From a commercial aspect football in Australia is looking to be in a healthy position if we are to believe what we are told. Participation rates are up, A-League viewing figures are up, and A-League attendances are up. The icing on the cake will be another World Cup qualification, which will hopefully be achieved in 2013.
Wherever there is success however danger lurks close behind. That danger can come in many forms, often its most obvious form is complacency. Complacency often results in nothing being done to build on the success that has been achieved, so that the hard-won success continues. It would appear that football may not be suffering from complacency but more a lack of finances to support the continued growth of the game, with the large percentage of monies brought into the game being directed to the elite and high performance programs.
There is some merit in this, as the more talented players Australia produces, the better the standard of the A-League, the more players Australia will have playing in the top leagues around the world, the better the Socceroos and Matildas will perform on the World stage. This will in turn drive more people through the turnstiles, to switch on Fox or SBS to watch the games and hopefully participate by playing or refereeing.
However there appears to be a problem in the current production line, which seems to be being ignored. Young talent is being produced around Australia, via various state development programs, the pathway for that talent whether they like it or not is through the National Youth League or the AIS. Some young players have been signed by A-League clubs purely to fill their youth player quote with the coach having very little intention of giving that player a chance. Other clubs have seen genuine talent and have worked hard to develop it. The fact is though the now defunct Gold Coast United had the best Youth set up in the Australian league and more of their players ended up with full A League contracts than any other club. One has to wonder if the club had survived two more seasons whether they would have, through this system, developed a dynasty that would have dominated Australian football. We will never know.
The concern however is how many young players are being given a one year deal, and having been given no opportunity in the first team are released at the end of their contract. Some are fortunate to pick up another one year deal at another A-League club only to be released again at the end of the following season.
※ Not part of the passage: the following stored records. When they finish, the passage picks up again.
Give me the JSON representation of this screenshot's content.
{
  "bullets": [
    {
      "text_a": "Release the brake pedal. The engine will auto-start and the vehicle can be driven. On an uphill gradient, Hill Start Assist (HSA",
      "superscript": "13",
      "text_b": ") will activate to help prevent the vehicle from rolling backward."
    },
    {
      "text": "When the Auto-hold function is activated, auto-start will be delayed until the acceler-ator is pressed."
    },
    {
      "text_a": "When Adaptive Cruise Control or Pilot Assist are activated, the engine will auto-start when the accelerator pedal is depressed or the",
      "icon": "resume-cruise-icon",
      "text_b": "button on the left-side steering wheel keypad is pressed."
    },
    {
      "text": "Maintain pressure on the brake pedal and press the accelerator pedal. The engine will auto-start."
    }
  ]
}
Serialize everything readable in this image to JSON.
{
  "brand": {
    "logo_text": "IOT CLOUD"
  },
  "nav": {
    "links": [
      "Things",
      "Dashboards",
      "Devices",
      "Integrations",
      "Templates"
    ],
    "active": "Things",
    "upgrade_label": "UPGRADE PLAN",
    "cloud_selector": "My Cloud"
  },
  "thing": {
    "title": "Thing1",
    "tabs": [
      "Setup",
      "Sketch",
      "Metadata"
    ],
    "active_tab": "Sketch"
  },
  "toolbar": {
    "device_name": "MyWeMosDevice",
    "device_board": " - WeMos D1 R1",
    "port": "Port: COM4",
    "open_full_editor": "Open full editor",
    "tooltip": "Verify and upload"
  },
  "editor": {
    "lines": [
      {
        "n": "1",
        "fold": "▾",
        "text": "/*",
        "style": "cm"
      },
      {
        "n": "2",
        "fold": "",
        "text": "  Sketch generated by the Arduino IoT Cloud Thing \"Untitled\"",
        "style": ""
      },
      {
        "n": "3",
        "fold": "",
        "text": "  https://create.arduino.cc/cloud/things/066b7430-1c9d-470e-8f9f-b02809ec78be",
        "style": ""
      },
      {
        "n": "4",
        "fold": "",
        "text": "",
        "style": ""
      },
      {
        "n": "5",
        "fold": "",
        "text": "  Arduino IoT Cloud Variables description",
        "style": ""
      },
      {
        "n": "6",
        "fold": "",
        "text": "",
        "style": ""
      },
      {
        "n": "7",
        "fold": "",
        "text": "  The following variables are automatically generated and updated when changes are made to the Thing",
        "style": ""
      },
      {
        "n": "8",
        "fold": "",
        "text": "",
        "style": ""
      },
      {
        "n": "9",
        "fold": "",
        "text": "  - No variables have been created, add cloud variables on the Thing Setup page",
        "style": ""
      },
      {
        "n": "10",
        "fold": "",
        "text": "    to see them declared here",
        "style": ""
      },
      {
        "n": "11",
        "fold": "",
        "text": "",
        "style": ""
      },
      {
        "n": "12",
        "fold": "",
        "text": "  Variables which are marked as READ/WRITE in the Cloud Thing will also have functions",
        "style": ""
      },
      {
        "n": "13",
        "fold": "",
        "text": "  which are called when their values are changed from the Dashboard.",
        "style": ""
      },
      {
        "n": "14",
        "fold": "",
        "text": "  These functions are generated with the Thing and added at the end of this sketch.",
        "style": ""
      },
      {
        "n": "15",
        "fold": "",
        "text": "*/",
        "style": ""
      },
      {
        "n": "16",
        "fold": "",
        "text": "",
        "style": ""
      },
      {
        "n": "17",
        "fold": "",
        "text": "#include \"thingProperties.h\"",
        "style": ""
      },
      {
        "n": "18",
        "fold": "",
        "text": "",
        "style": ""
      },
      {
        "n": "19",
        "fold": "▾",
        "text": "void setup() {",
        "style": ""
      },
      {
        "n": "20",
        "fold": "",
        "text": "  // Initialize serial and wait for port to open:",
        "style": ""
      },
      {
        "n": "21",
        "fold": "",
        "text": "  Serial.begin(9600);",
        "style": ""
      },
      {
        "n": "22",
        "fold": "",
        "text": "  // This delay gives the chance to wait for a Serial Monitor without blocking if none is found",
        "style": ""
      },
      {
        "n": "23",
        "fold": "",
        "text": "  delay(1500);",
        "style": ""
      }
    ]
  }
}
Then where do these players go?
Some head to lesser leagues in places like Indonesia to develop, however despite the money most will find it will not have helped their game a great deal apart from playing regular football.
Australia needs to look after these players and not be so quick to discard them. They have been identified as having talent, many may simply not quite be ready to make the step up at that point in time. The trouble is there is not the money at an A League club to spend on nurturing a player over two to three years, hence they are thrown into the wilderness. Many of these players are good enough to make it as professional players, but they need proper coaching to help them develop their weaknesses and some simply require patience or time to grow.
Why can’t a scholarship program be introduced for these players? A scholarship where these discarded players can still focus on their football and work with an A League club in order to develop. They could even attend the AIS for camps throughout the year, all the time being monitored and working on the weaknesses that saw them released from the A-League.
There is no doubt that Australia needs to do something to avoid losing these players. We need to do something to stop them dropping down to State league level and allowing their own standards to drop to that level; time has shown that they will only maintain their own level for so long. Football needs to do all it can to help these players make it, as this will ultimtately help drive the game to the next level. Abandoning them and forgetting about them, will ultimately be fare more costly.